**What the task requires:** The response must match the data below exactly, line for line.

**Source material:**
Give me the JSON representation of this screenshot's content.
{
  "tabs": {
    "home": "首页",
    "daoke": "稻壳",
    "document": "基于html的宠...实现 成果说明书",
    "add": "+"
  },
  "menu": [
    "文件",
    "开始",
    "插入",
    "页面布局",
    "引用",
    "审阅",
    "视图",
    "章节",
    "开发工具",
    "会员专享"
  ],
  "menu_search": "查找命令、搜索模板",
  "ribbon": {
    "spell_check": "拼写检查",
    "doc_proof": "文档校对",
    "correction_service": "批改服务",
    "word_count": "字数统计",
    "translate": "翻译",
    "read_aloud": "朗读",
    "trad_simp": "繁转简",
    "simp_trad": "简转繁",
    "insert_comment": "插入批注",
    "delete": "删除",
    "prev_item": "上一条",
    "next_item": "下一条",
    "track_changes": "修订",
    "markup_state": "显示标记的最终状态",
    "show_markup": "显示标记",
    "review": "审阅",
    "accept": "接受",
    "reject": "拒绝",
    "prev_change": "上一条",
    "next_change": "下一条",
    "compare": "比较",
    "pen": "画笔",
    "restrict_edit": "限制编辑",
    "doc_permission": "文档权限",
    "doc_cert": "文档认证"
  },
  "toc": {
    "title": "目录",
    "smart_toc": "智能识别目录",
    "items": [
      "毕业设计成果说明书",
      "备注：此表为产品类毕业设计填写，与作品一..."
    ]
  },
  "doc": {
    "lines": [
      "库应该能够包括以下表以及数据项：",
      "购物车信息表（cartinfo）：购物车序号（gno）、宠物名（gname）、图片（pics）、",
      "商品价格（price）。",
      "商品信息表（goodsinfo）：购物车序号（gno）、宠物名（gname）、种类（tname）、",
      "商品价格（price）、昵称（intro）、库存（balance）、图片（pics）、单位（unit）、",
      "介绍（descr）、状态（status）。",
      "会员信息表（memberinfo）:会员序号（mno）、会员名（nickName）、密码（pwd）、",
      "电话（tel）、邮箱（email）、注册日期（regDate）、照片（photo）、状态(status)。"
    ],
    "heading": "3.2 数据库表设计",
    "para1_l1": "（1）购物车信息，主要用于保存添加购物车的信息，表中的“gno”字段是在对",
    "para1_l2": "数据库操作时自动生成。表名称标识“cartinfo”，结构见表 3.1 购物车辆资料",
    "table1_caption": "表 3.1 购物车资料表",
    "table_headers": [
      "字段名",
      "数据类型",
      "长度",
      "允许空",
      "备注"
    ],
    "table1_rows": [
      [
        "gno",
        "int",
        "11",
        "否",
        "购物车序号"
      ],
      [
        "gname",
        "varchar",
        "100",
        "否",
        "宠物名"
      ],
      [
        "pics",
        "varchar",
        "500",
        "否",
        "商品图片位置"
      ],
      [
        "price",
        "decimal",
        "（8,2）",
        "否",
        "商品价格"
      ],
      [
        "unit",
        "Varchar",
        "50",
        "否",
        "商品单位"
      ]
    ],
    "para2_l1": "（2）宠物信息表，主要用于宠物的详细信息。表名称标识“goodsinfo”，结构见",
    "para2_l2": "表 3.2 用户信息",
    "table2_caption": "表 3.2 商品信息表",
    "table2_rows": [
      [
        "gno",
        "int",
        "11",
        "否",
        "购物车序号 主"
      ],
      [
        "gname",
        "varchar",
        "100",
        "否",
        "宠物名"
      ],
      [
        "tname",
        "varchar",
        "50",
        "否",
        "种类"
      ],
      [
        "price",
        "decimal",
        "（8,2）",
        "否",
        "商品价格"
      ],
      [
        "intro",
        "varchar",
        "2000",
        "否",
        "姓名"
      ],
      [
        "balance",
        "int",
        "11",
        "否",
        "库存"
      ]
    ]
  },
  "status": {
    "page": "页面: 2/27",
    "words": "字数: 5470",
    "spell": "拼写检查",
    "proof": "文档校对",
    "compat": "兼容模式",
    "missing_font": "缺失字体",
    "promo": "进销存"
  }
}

**Response area:**
Give me the JSON representation of this screenshot's content.
{
  "tabs": {
    "home": "首页",
    "daoke": "稻壳",
    "document": "基于html的宠...实现 成果说明书",
    "add": "+"
  },
  "menu": [
    "文件",
    "开始",
    "插入",
    "页面布局",
    "引用",
    "审阅",
    "视图",
    "章节",
    "开发工具",
    "会员专享"
  ],
  "menu_search": "查找命令、搜索模板",
  "ribbon": {
    "spell_check": "拼写检查",
    "doc_proof": "文档校对",
    "correction_service": "批改服务",
    "word_count": "字数统计",
    "translate": "翻译",
    "read_aloud": "朗读",
    "trad_simp": "繁转简",
    "simp_trad": "简转繁",
    "insert_comment": "插入批注",
    "delete": "删除",
    "prev_item": "上一条",
    "next_item": "下一条",
    "track_changes": "修订",
    "markup_state": "显示标记的最终状态",
    "show_markup": "显示标记",
    "review": "审阅",
    "accept": "接受",
    "reject": "拒绝",
    "prev_change": "上一条",
    "next_change": "下一条",
    "compare": "比较",
    "pen": "画笔",
    "restrict_edit": "限制编辑",
    "doc_permission": "文档权限",
    "doc_cert": "文档认证"
  },
  "toc": {
    "title": "目录",
    "smart_toc": "智能识别目录",
    "items": [
      "毕业设计成果说明书",
      "备注：此表为产品类毕业设计填写，与作品一..."
    ]
  },
  "doc": {
    "lines": [
      "库应该能够包括以下表以及数据项：",
      "购物车信息表（cartinfo）：购物车序号（gno）、宠物名（gname）、图片（pics）、",
      "商品价格（price）。",
      "商品信息表（goodsinfo）：购物车序号（gno）、宠物名（gname）、种类（tname）、",
      "商品价格（price）、昵称（intro）、库存（balance）、图片（pics）、单位（unit）、",
      "介绍（descr）、状态（status）。",
      "会员信息表（memberinfo）:会员序号（mno）、会员名（nickName）、密码（pwd）、",
      "电话（tel）、邮箱（email）、注册日期（regDate）、照片（photo）、状态(status)。"
    ],
    "heading": "3.2 数据库表设计",
    "para1_l1": "（1）购物车信息，主要用于保存添加购物车的信息，表中的“gno”字段是在对",
    "para1_l2": "数据库操作时自动生成。表名称标识“cartinfo”，结构见表 3.1 购物车辆资料",
    "table1_caption": "表 3.1 购物车资料表",
    "table_headers": [
      "字段名",
      "数据类型",
      "长度",
      "允许空",
      "备注"
    ],
    "table1_rows": [
      [
        "gno",
        "int",
        "11",
        "否",
        "购物车序号"
      ],
      [
        "gname",
        "varchar",
        "100",
        "否",
        "宠物名"
      ],
      [
        "pics",
        "varchar",
        "500",
        "否",
        "商品图片位置"
      ],
      [
        "price",
        "decimal",
        "（8,2）",
        "否",
        "商品价格"
      ],
      [
        "unit",
        "Varchar",
        "50",
        "否",
        "商品单位"
      ]
    ],
    "para2_l1": "（2）宠物信息表，主要用于宠物的详细信息。表名称标识“goodsinfo”，结构见",
    "para2_l2": "表 3.2 用户信息",
    "table2_caption": "表 3.2 商品信息表",
    "table2_rows": [
      [
        "gno",
        "int",
        "11",
        "否",
        "购物车序号 主"
      ],
      [
        "gname",
        "varchar",
        "100",
        "否",
        "宠物名"
      ],
      [
        "tname",
        "varchar",
        "50",
        "否",
        "种类"
      ],
      [
        "price",
        "decimal",
        "（8,2）",
        "否",
        "商品价格"
      ],
      [
        "intro",
        "varchar",
        "2000",
        "否",
        "姓名"
      ],
      [
        "balance",
        "int",
        "11",
        "否",
        "库存"
      ]
    ]
  },
  "status": {
    "page": "页面: 2/27",
    "words": "字数: 5470",
    "spell": "拼写检查",
    "proof": "文档校对",
    "compat": "兼容模式",
    "missing_font": "缺失字体",
    "promo": "进销存"
  }
}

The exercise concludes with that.